INDIANAPOLIS - While first responders and firefighters are required to be physically fit to meet the daily demands of their jobs, many, surprisingly, are at a high risk for heart disease and heart attack, doctors say.
Harvard University School of Health, Public Safety Medical, and IU Health are collaborating on a study that will essentially help firefighters live longer on the job and long after they retire or move on to other opportunities, RTV6's Jack Rinehart reported.
The average firefighter wears 75-pounds of protective gear while battling tremendous heat, water, ice and the severe stress of fighting the fire. It isn't a job for the faint of heart.
Harvard's Dr. Stefano Kales said the risk for heart attacks is higher among firefighters.
"During that time, firefighters are anywhere from 10 to 100 times more likely to suffer a sudden cardiac death event than they are doing active duty," Kales said.
Rather than flames, 48-percent of fire fighters die in line-of-duty deaths from heart attacks, while only six percent die from smoke inhalation.

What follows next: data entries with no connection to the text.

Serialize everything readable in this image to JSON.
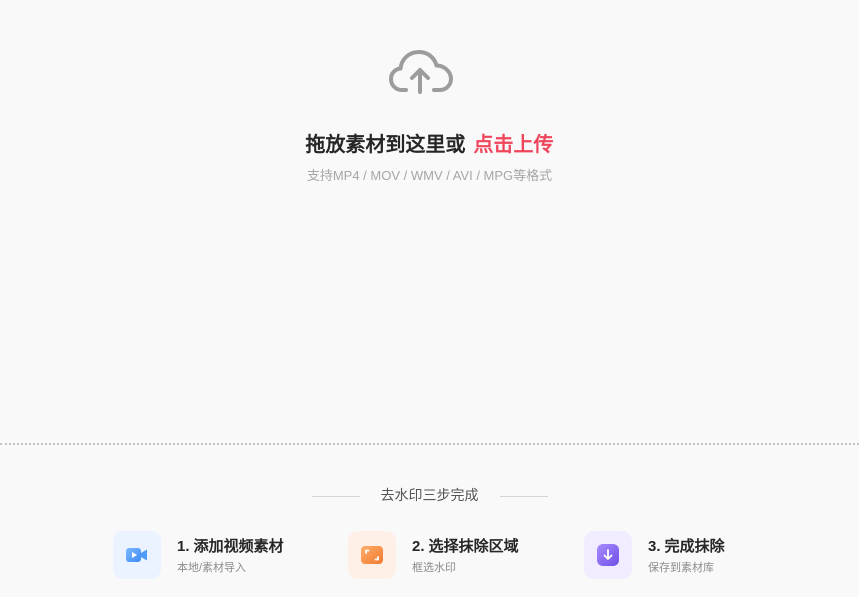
{
  "upload": {
    "icon": "cloud-upload-icon",
    "title_prefix": "拖放素材到这里或",
    "title_link": "点击上传",
    "hint": "支持MP4 / MOV / WMV / AVI / MPG等格式",
    "link_color": "#f0455a"
  },
  "steps": {
    "heading": "去水印三步完成",
    "items": [
      {
        "title": "1. 添加视频素材",
        "subtitle": "本地/素材导入",
        "icon": "video-camera-icon",
        "color": "#4f9cf7"
      },
      {
        "title": "2. 选择抹除区域",
        "subtitle": "框选水印",
        "icon": "crop-frame-icon",
        "color": "#f5863d"
      },
      {
        "title": "3. 完成抹除",
        "subtitle": "保存到素材库",
        "icon": "download-arrow-icon",
        "color": "#8b6cf0"
      }
    ]
  }
}
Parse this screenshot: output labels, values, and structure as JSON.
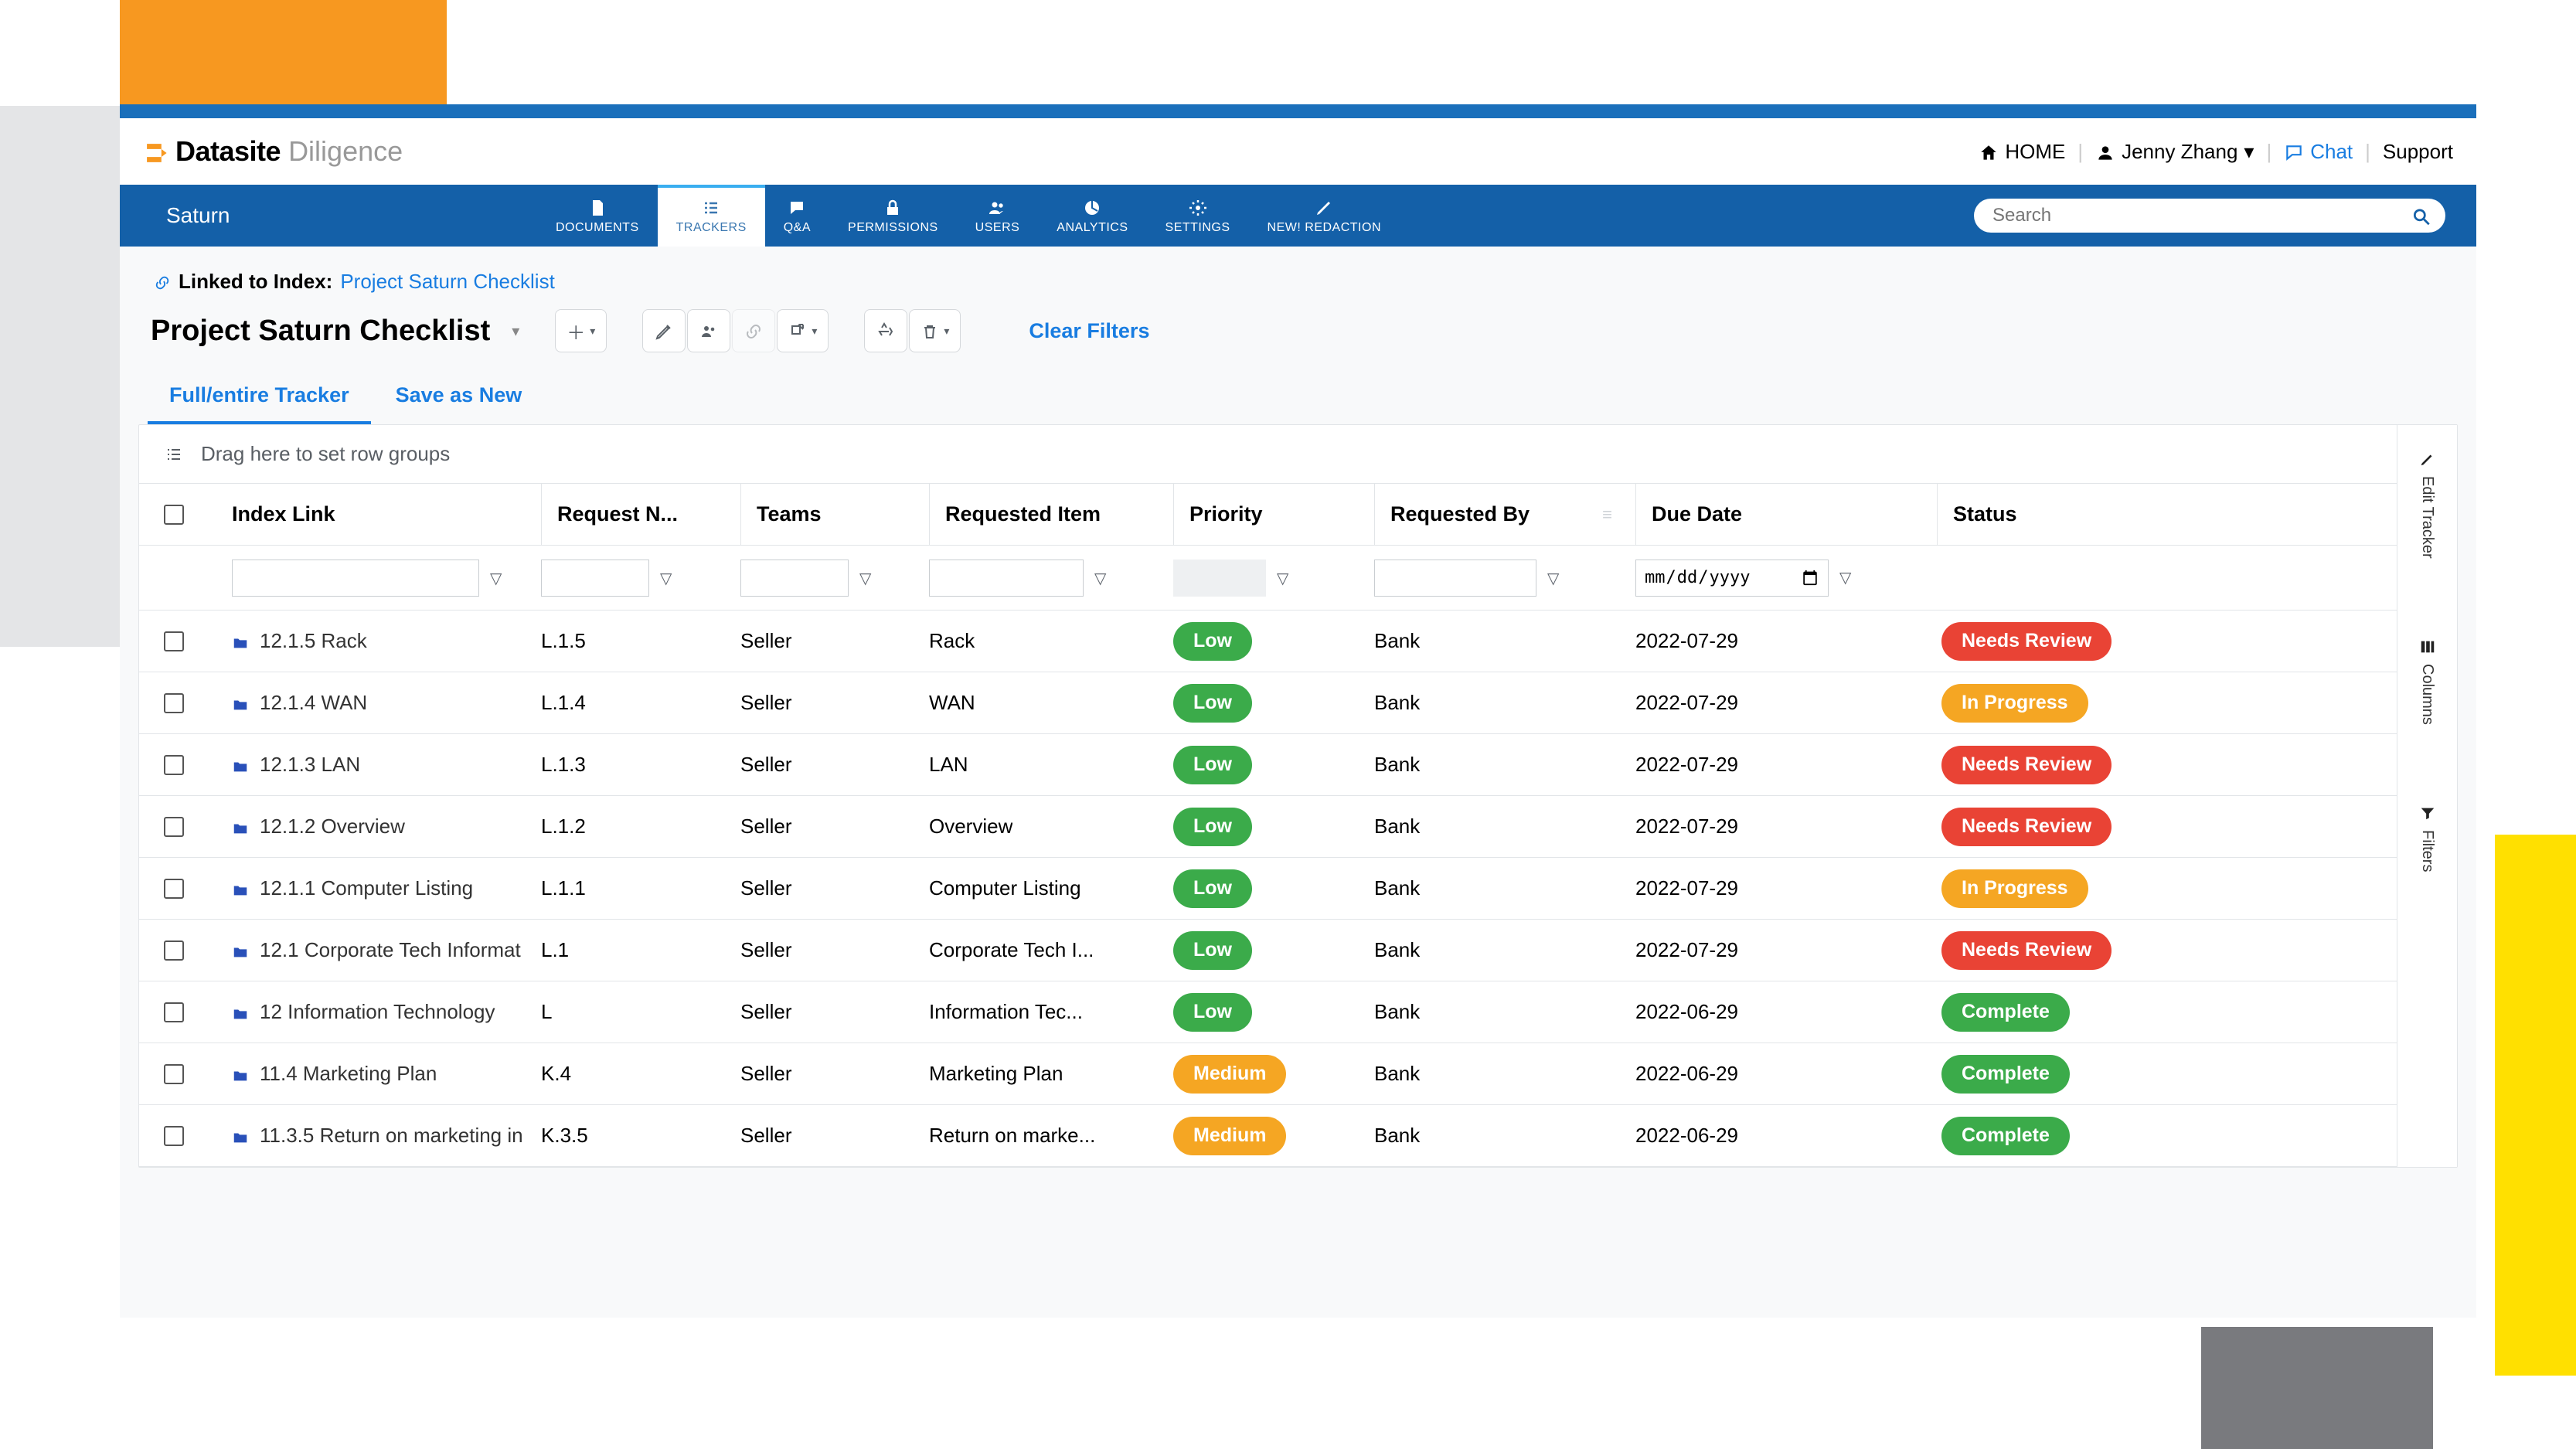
{
  "brand": {
    "name": "Datasite",
    "sub": "Diligence"
  },
  "topbar": {
    "home": "HOME",
    "user": "Jenny Zhang",
    "chat": "Chat",
    "support": "Support"
  },
  "project_name": "Saturn",
  "nav": [
    {
      "id": "documents",
      "label": "DOCUMENTS"
    },
    {
      "id": "trackers",
      "label": "TRACKERS"
    },
    {
      "id": "qa",
      "label": "Q&A"
    },
    {
      "id": "permissions",
      "label": "PERMISSIONS"
    },
    {
      "id": "users",
      "label": "USERS"
    },
    {
      "id": "analytics",
      "label": "ANALYTICS"
    },
    {
      "id": "settings",
      "label": "SETTINGS"
    },
    {
      "id": "redaction",
      "label": "NEW! REDACTION"
    }
  ],
  "search_placeholder": "Search",
  "linked": {
    "prefix": "Linked to Index:",
    "link_text": "Project Saturn Checklist"
  },
  "tracker_title": "Project Saturn Checklist",
  "clear_filters": "Clear Filters",
  "tabs": {
    "full": "Full/entire Tracker",
    "save_new": "Save as New"
  },
  "group_hint": "Drag here to set row groups",
  "date_placeholder": "mm/dd/yyyy",
  "columns": {
    "index": "Index Link",
    "reqname": "Request N...",
    "teams": "Teams",
    "reqitem": "Requested Item",
    "priority": "Priority",
    "reqby": "Requested By",
    "due": "Due Date",
    "status": "Status"
  },
  "side_tabs": {
    "edit": "Edit Tracker",
    "columns": "Columns",
    "filters": "Filters"
  },
  "rows": [
    {
      "index": "12.1.5 Rack",
      "reqname": "L.1.5",
      "teams": "Seller",
      "reqitem": "Rack",
      "priority": "Low",
      "reqby": "Bank",
      "due": "2022-07-29",
      "status": "Needs Review"
    },
    {
      "index": "12.1.4 WAN",
      "reqname": "L.1.4",
      "teams": "Seller",
      "reqitem": "WAN",
      "priority": "Low",
      "reqby": "Bank",
      "due": "2022-07-29",
      "status": "In Progress"
    },
    {
      "index": "12.1.3 LAN",
      "reqname": "L.1.3",
      "teams": "Seller",
      "reqitem": "LAN",
      "priority": "Low",
      "reqby": "Bank",
      "due": "2022-07-29",
      "status": "Needs Review"
    },
    {
      "index": "12.1.2 Overview",
      "reqname": "L.1.2",
      "teams": "Seller",
      "reqitem": "Overview",
      "priority": "Low",
      "reqby": "Bank",
      "due": "2022-07-29",
      "status": "Needs Review"
    },
    {
      "index": "12.1.1 Computer Listing",
      "reqname": "L.1.1",
      "teams": "Seller",
      "reqitem": "Computer Listing",
      "priority": "Low",
      "reqby": "Bank",
      "due": "2022-07-29",
      "status": "In Progress"
    },
    {
      "index": "12.1 Corporate Tech Informat",
      "reqname": "L.1",
      "teams": "Seller",
      "reqitem": "Corporate Tech I...",
      "priority": "Low",
      "reqby": "Bank",
      "due": "2022-07-29",
      "status": "Needs Review"
    },
    {
      "index": "12 Information Technology",
      "reqname": "L",
      "teams": "Seller",
      "reqitem": "Information Tec...",
      "priority": "Low",
      "reqby": "Bank",
      "due": "2022-06-29",
      "status": "Complete"
    },
    {
      "index": "11.4 Marketing Plan",
      "reqname": "K.4",
      "teams": "Seller",
      "reqitem": "Marketing Plan",
      "priority": "Medium",
      "reqby": "Bank",
      "due": "2022-06-29",
      "status": "Complete"
    },
    {
      "index": "11.3.5 Return on marketing in",
      "reqname": "K.3.5",
      "teams": "Seller",
      "reqitem": "Return on marke...",
      "priority": "Medium",
      "reqby": "Bank",
      "due": "2022-06-29",
      "status": "Complete"
    }
  ]
}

And the average age of a firefighter dying from a heart attack is 50 years old, compared with men in the general population who die at 65 years, Dr. Steven Moffatt said.
"More firefighters are disabled and die of heart disease than fire. The fire service does a wonderful job of protecting their firefighters from injury and we're only touching the surface of that," Moffatt said.
More than 400 Indianapolis firefighters have volunteered to participate in heart study research to develop effective methods that will identify individuals most at risk for heart disease. The study will help researchers develop more effective treatments that will decrease fire fighter mortality.
IFD Captain Ron Kautsky is volunteering for the study.
"If there's a way to know that I could prevent a possible heart attack, I'm all in. I want to know," Kautsky said.
Given the important role that firefighters play in protecting public safety, researchers says it's important to understand the factors that contribute to their high rates of disease and early death.